Understanding the makeup of light and shadow is a fundamental art tool. Indeed, you cannot create forms without it.
Three-Quarters Classic Light
A 3/4’s light is falling on this egg form. This means that 3/4’s of the object is directly lit and the rest of it is in shadow.
Four Key Elements
Just looking at the form, there are four elements: highlight, mid-tone, core shadow, and reflective light.
In the light: the mid-tone and the highlight are the areas that are being “hit” by the light source.
In the shadow: the core shadow and reflective light.

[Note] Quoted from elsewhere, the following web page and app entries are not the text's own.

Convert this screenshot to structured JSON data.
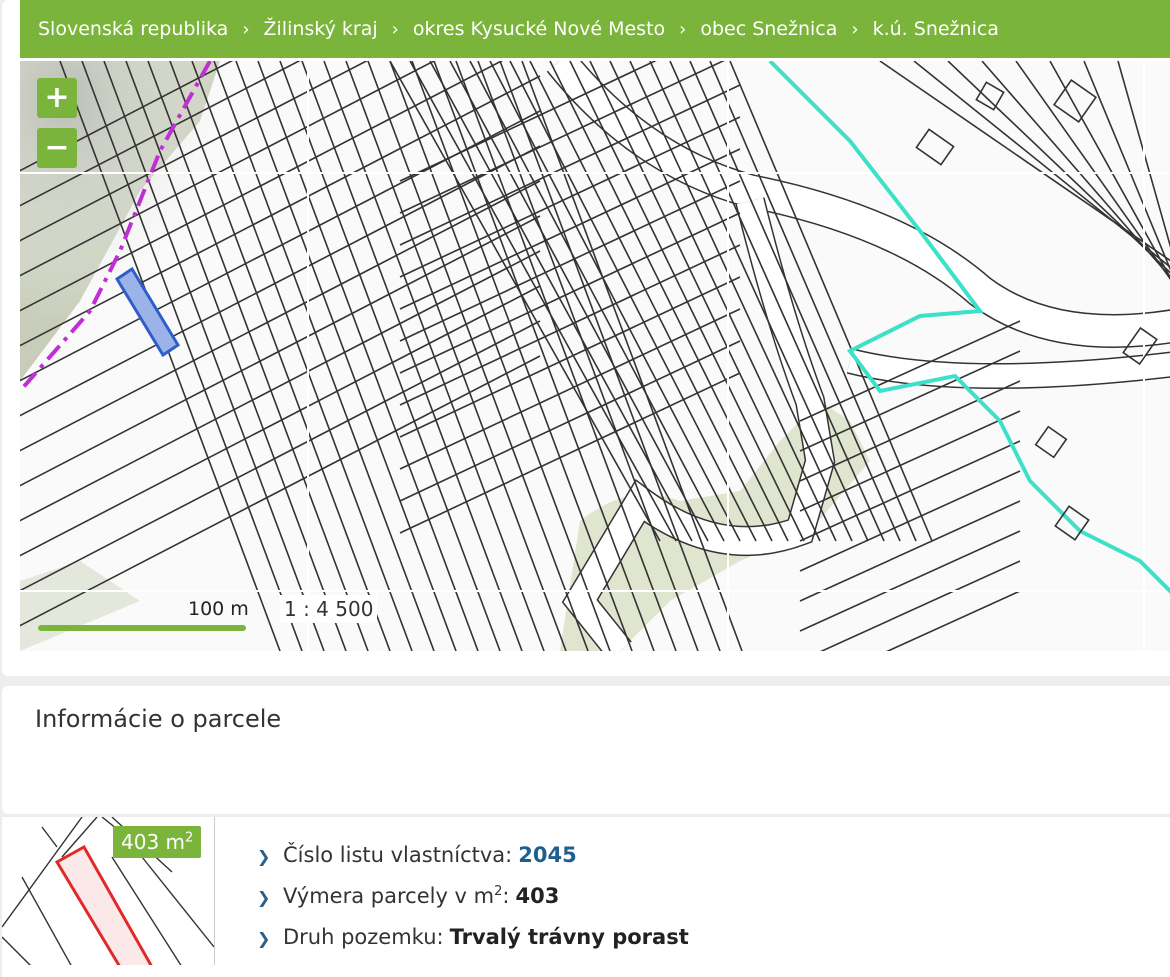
{
  "breadcrumb": [
    "Slovenská republika",
    "Žilinský kraj",
    "okres Kysucké Nové Mesto",
    "obec Snežnica",
    "k.ú. Snežnica"
  ],
  "breadcrumb_separator": "›",
  "map": {
    "zoom_in_label": "+",
    "zoom_out_label": "−",
    "scale_label": "100 m",
    "scale_ratio": "1 : 4 500",
    "colors": {
      "accent": "#7bb43a",
      "boundary": "#3de0c8",
      "district_line": "#c02fd6",
      "selected_parcel": "#3a6fd8"
    }
  },
  "info": {
    "title": "Informácie o parcele"
  },
  "detail": {
    "area_badge_value": "403 m",
    "area_badge_sup": "2",
    "rows": [
      {
        "label": "Číslo listu vlastníctva:",
        "value": "2045"
      },
      {
        "label": "Výmera parcely v m",
        "label_sup": "2",
        "label_suffix": ":",
        "value": "403"
      },
      {
        "label": "Druh pozemku:",
        "value": "Trvalý trávny porast"
      }
    ]
  }
}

Mid-tone: The tricky part here is to mold your mid-tones so that they accent the form of the object. Artists tend to flatten their mid-tones by making them too light, and by making the contrast between the core shadow and the mid-tone too strong. Continue reading →
Pastel on Dark Paper – Just Add Light by Michael Newberry

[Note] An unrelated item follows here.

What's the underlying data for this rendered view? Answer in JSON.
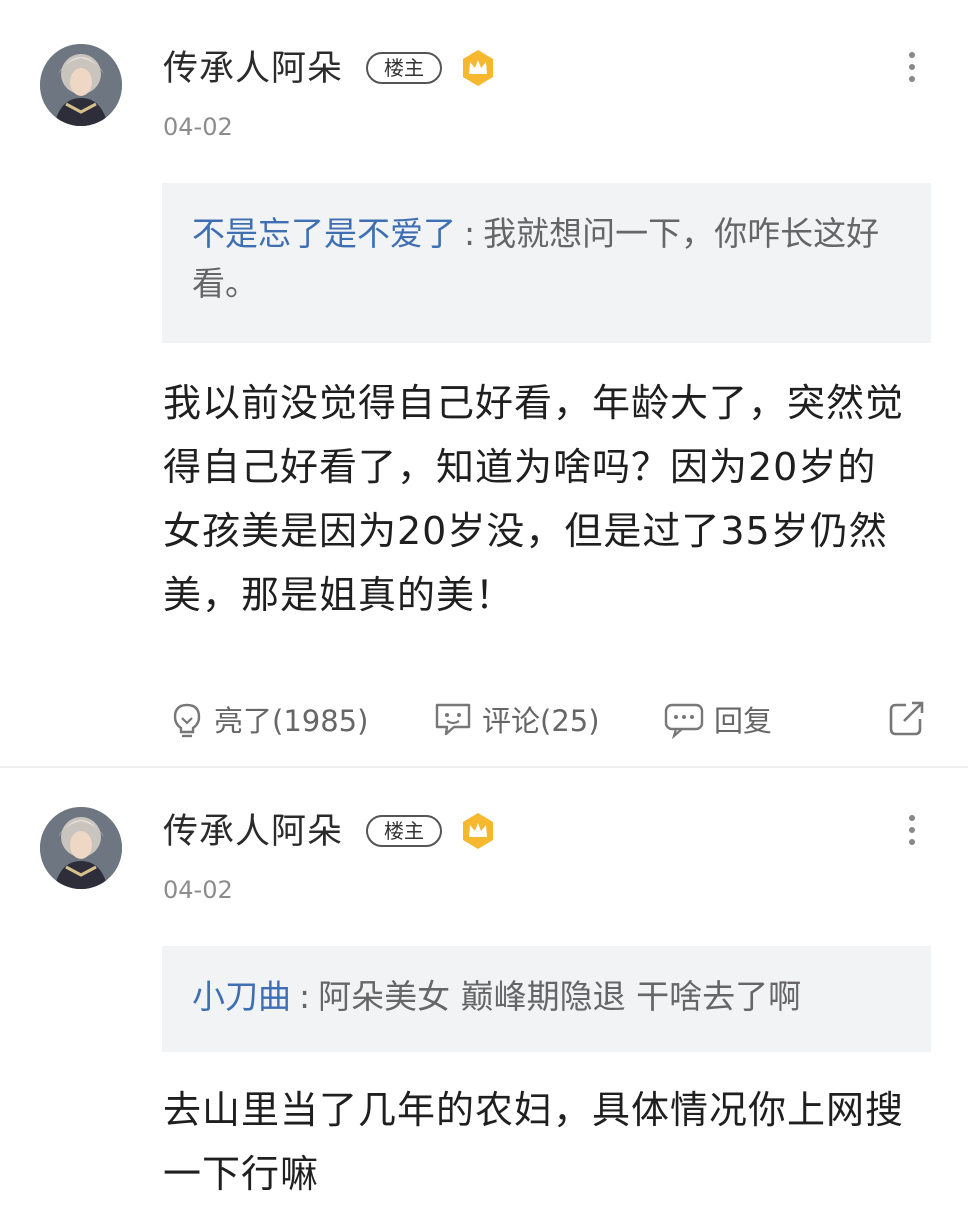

Pastel and dark paper are a great combo to create light effects.
Whenever I am a little stressed or some of my big projects weigh on my mind I get out pastels and some nice black or beautifully dark paper, like a Cansons, and go to town.
I love working pastel on dark paper for one important reason: the pastel being lighter than the paper directly creates a pure colored light.
I remember being in a kind of down mood and when Kimberly arrived to model I wanted to shake off that mood and feel free. We collaborated on this pose, one quite difficult to hold for more than 2 or 3 minutes.
Advancements in Painting Light by Michael Newberry
Light delights us. In paintings is easy to see, but the development of it through history is anything but simple.It has been the focus of some of the world’s greatest artists. It is worthwhile to get a glimpse of some of the innovative artworks that advanced light in painting.
Painting Denouement was a chance to live inside glowing, colorful light and to express through art what love feels like to me.
Puccini, Polyclitus, Aristophanes, Beethoven, and Michelangelo rock my world. In their time, they were innovators with a love of beauty, humanity, and passion. Their art was a constant source of inspiration.
There were visual influences for Denouement. But most of the epic works were from “brown” painters, classic technique with a limited pallet in which dark things are brown and black hues. The French Impressionists had a fantastic sense of color harmonies in light and shadow. What I had in mind was to take the best of both and integrate them.
As a teenager, I traveled a bit and got great pleasure going to art museums. I would quickly move from one room to another, skimming all the paintings at a glance, until one caught my attention. Then, I would stop to satisfy my curiosity or pleasure in that painting.
Only after I had my fill would I look at the signature or the identification card. The painters were names like: Manet, Rembrandt, Rubens, Michelangelo, da Vinci, Picasso, Titian, Van Gogh, Monet.
I had a particular way of cataloging my experiences with those artists–I sought out the common “things” that drew me to them. There were stunning and mysterious visual components that I wanted to understand.